Dataset rows describing interfaces
"""

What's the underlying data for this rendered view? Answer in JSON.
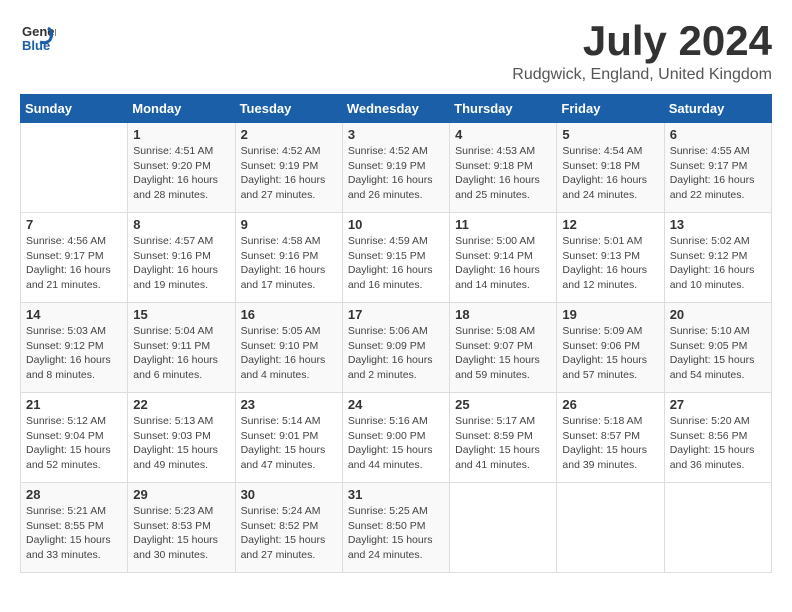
{
  "header": {
    "logo_general": "General",
    "logo_blue": "Blue",
    "month": "July 2024",
    "location": "Rudgwick, England, United Kingdom"
  },
  "days_of_week": [
    "Sunday",
    "Monday",
    "Tuesday",
    "Wednesday",
    "Thursday",
    "Friday",
    "Saturday"
  ],
  "weeks": [
    [
      {
        "day": "",
        "info": ""
      },
      {
        "day": "1",
        "info": "Sunrise: 4:51 AM\nSunset: 9:20 PM\nDaylight: 16 hours\nand 28 minutes."
      },
      {
        "day": "2",
        "info": "Sunrise: 4:52 AM\nSunset: 9:19 PM\nDaylight: 16 hours\nand 27 minutes."
      },
      {
        "day": "3",
        "info": "Sunrise: 4:52 AM\nSunset: 9:19 PM\nDaylight: 16 hours\nand 26 minutes."
      },
      {
        "day": "4",
        "info": "Sunrise: 4:53 AM\nSunset: 9:18 PM\nDaylight: 16 hours\nand 25 minutes."
      },
      {
        "day": "5",
        "info": "Sunrise: 4:54 AM\nSunset: 9:18 PM\nDaylight: 16 hours\nand 24 minutes."
      },
      {
        "day": "6",
        "info": "Sunrise: 4:55 AM\nSunset: 9:17 PM\nDaylight: 16 hours\nand 22 minutes."
      }
    ],
    [
      {
        "day": "7",
        "info": "Sunrise: 4:56 AM\nSunset: 9:17 PM\nDaylight: 16 hours\nand 21 minutes."
      },
      {
        "day": "8",
        "info": "Sunrise: 4:57 AM\nSunset: 9:16 PM\nDaylight: 16 hours\nand 19 minutes."
      },
      {
        "day": "9",
        "info": "Sunrise: 4:58 AM\nSunset: 9:16 PM\nDaylight: 16 hours\nand 17 minutes."
      },
      {
        "day": "10",
        "info": "Sunrise: 4:59 AM\nSunset: 9:15 PM\nDaylight: 16 hours\nand 16 minutes."
      },
      {
        "day": "11",
        "info": "Sunrise: 5:00 AM\nSunset: 9:14 PM\nDaylight: 16 hours\nand 14 minutes."
      },
      {
        "day": "12",
        "info": "Sunrise: 5:01 AM\nSunset: 9:13 PM\nDaylight: 16 hours\nand 12 minutes."
      },
      {
        "day": "13",
        "info": "Sunrise: 5:02 AM\nSunset: 9:12 PM\nDaylight: 16 hours\nand 10 minutes."
      }
    ],
    [
      {
        "day": "14",
        "info": "Sunrise: 5:03 AM\nSunset: 9:12 PM\nDaylight: 16 hours\nand 8 minutes."
      },
      {
        "day": "15",
        "info": "Sunrise: 5:04 AM\nSunset: 9:11 PM\nDaylight: 16 hours\nand 6 minutes."
      },
      {
        "day": "16",
        "info": "Sunrise: 5:05 AM\nSunset: 9:10 PM\nDaylight: 16 hours\nand 4 minutes."
      },
      {
        "day": "17",
        "info": "Sunrise: 5:06 AM\nSunset: 9:09 PM\nDaylight: 16 hours\nand 2 minutes."
      },
      {
        "day": "18",
        "info": "Sunrise: 5:08 AM\nSunset: 9:07 PM\nDaylight: 15 hours\nand 59 minutes."
      },
      {
        "day": "19",
        "info": "Sunrise: 5:09 AM\nSunset: 9:06 PM\nDaylight: 15 hours\nand 57 minutes."
      },
      {
        "day": "20",
        "info": "Sunrise: 5:10 AM\nSunset: 9:05 PM\nDaylight: 15 hours\nand 54 minutes."
      }
    ],
    [
      {
        "day": "21",
        "info": "Sunrise: 5:12 AM\nSunset: 9:04 PM\nDaylight: 15 hours\nand 52 minutes."
      },
      {
        "day": "22",
        "info": "Sunrise: 5:13 AM\nSunset: 9:03 PM\nDaylight: 15 hours\nand 49 minutes."
      },
      {
        "day": "23",
        "info": "Sunrise: 5:14 AM\nSunset: 9:01 PM\nDaylight: 15 hours\nand 47 minutes."
      },
      {
        "day": "24",
        "info": "Sunrise: 5:16 AM\nSunset: 9:00 PM\nDaylight: 15 hours\nand 44 minutes."
      },
      {
        "day": "25",
        "info": "Sunrise: 5:17 AM\nSunset: 8:59 PM\nDaylight: 15 hours\nand 41 minutes."
      },
      {
        "day": "26",
        "info": "Sunrise: 5:18 AM\nSunset: 8:57 PM\nDaylight: 15 hours\nand 39 minutes."
      },
      {
        "day": "27",
        "info": "Sunrise: 5:20 AM\nSunset: 8:56 PM\nDaylight: 15 hours\nand 36 minutes."
      }
    ],
    [
      {
        "day": "28",
        "info": "Sunrise: 5:21 AM\nSunset: 8:55 PM\nDaylight: 15 hours\nand 33 minutes."
      },
      {
        "day": "29",
        "info": "Sunrise: 5:23 AM\nSunset: 8:53 PM\nDaylight: 15 hours\nand 30 minutes."
      },
      {
        "day": "30",
        "info": "Sunrise: 5:24 AM\nSunset: 8:52 PM\nDaylight: 15 hours\nand 27 minutes."
      },
      {
        "day": "31",
        "info": "Sunrise: 5:25 AM\nSunset: 8:50 PM\nDaylight: 15 hours\nand 24 minutes."
      },
      {
        "day": "",
        "info": ""
      },
      {
        "day": "",
        "info": ""
      },
      {
        "day": "",
        "info": ""
      }
    ]
  ]
}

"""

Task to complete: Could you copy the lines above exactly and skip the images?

Solved problem:
What's the underlying data for this rendered view? Answer in JSON.
{
  "header": {
    "logo_general": "General",
    "logo_blue": "Blue",
    "month": "July 2024",
    "location": "Rudgwick, England, United Kingdom"
  },
  "days_of_week": [
    "Sunday",
    "Monday",
    "Tuesday",
    "Wednesday",
    "Thursday",
    "Friday",
    "Saturday"
  ],
  "weeks": [
    [
      {
        "day": "",
        "info": ""
      },
      {
        "day": "1",
        "info": "Sunrise: 4:51 AM\nSunset: 9:20 PM\nDaylight: 16 hours\nand 28 minutes."
      },
      {
        "day": "2",
        "info": "Sunrise: 4:52 AM\nSunset: 9:19 PM\nDaylight: 16 hours\nand 27 minutes."
      },
      {
        "day": "3",
        "info": "Sunrise: 4:52 AM\nSunset: 9:19 PM\nDaylight: 16 hours\nand 26 minutes."
      },
      {
        "day": "4",
        "info": "Sunrise: 4:53 AM\nSunset: 9:18 PM\nDaylight: 16 hours\nand 25 minutes."
      },
      {
        "day": "5",
        "info": "Sunrise: 4:54 AM\nSunset: 9:18 PM\nDaylight: 16 hours\nand 24 minutes."
      },
      {
        "day": "6",
        "info": "Sunrise: 4:55 AM\nSunset: 9:17 PM\nDaylight: 16 hours\nand 22 minutes."
      }
    ],
    [
      {
        "day": "7",
        "info": "Sunrise: 4:56 AM\nSunset: 9:17 PM\nDaylight: 16 hours\nand 21 minutes."
      },
      {
        "day": "8",
        "info": "Sunrise: 4:57 AM\nSunset: 9:16 PM\nDaylight: 16 hours\nand 19 minutes."
      },
      {
        "day": "9",
        "info": "Sunrise: 4:58 AM\nSunset: 9:16 PM\nDaylight: 16 hours\nand 17 minutes."
      },
      {
        "day": "10",
        "info": "Sunrise: 4:59 AM\nSunset: 9:15 PM\nDaylight: 16 hours\nand 16 minutes."
      },
      {
        "day": "11",
        "info": "Sunrise: 5:00 AM\nSunset: 9:14 PM\nDaylight: 16 hours\nand 14 minutes."
      },
      {
        "day": "12",
        "info": "Sunrise: 5:01 AM\nSunset: 9:13 PM\nDaylight: 16 hours\nand 12 minutes."
      },
      {
        "day": "13",
        "info": "Sunrise: 5:02 AM\nSunset: 9:12 PM\nDaylight: 16 hours\nand 10 minutes."
      }
    ],
    [
      {
        "day": "14",
        "info": "Sunrise: 5:03 AM\nSunset: 9:12 PM\nDaylight: 16 hours\nand 8 minutes."
      },
      {
        "day": "15",
        "info": "Sunrise: 5:04 AM\nSunset: 9:11 PM\nDaylight: 16 hours\nand 6 minutes."
      },
      {
        "day": "16",
        "info": "Sunrise: 5:05 AM\nSunset: 9:10 PM\nDaylight: 16 hours\nand 4 minutes."
      },
      {
        "day": "17",
        "info": "Sunrise: 5:06 AM\nSunset: 9:09 PM\nDaylight: 16 hours\nand 2 minutes."
      },
      {
        "day": "18",
        "info": "Sunrise: 5:08 AM\nSunset: 9:07 PM\nDaylight: 15 hours\nand 59 minutes."
      },
      {
        "day": "19",
        "info": "Sunrise: 5:09 AM\nSunset: 9:06 PM\nDaylight: 15 hours\nand 57 minutes."
      },
      {
        "day": "20",
        "info": "Sunrise: 5:10 AM\nSunset: 9:05 PM\nDaylight: 15 hours\nand 54 minutes."
      }
    ],
    [
      {
        "day": "21",
        "info": "Sunrise: 5:12 AM\nSunset: 9:04 PM\nDaylight: 15 hours\nand 52 minutes."
      },
      {
        "day": "22",
        "info": "Sunrise: 5:13 AM\nSunset: 9:03 PM\nDaylight: 15 hours\nand 49 minutes."
      },
      {
        "day": "23",
        "info": "Sunrise: 5:14 AM\nSunset: 9:01 PM\nDaylight: 15 hours\nand 47 minutes."
      },
      {
        "day": "24",
        "info": "Sunrise: 5:16 AM\nSunset: 9:00 PM\nDaylight: 15 hours\nand 44 minutes."
      },
      {
        "day": "25",
        "info": "Sunrise: 5:17 AM\nSunset: 8:59 PM\nDaylight: 15 hours\nand 41 minutes."
      },
      {
        "day": "26",
        "info": "Sunrise: 5:18 AM\nSunset: 8:57 PM\nDaylight: 15 hours\nand 39 minutes."
      },
      {
        "day": "27",
        "info": "Sunrise: 5:20 AM\nSunset: 8:56 PM\nDaylight: 15 hours\nand 36 minutes."
      }
    ],
    [
      {
        "day": "28",
        "info": "Sunrise: 5:21 AM\nSunset: 8:55 PM\nDaylight: 15 hours\nand 33 minutes."
      },
      {
        "day": "29",
        "info": "Sunrise: 5:23 AM\nSunset: 8:53 PM\nDaylight: 15 hours\nand 30 minutes."
      },
      {
        "day": "30",
        "info": "Sunrise: 5:24 AM\nSunset: 8:52 PM\nDaylight: 15 hours\nand 27 minutes."
      },
      {
        "day": "31",
        "info": "Sunrise: 5:25 AM\nSunset: 8:50 PM\nDaylight: 15 hours\nand 24 minutes."
      },
      {
        "day": "",
        "info": ""
      },
      {
        "day": "",
        "info": ""
      },
      {
        "day": "",
        "info": ""
      }
    ]
  ]
}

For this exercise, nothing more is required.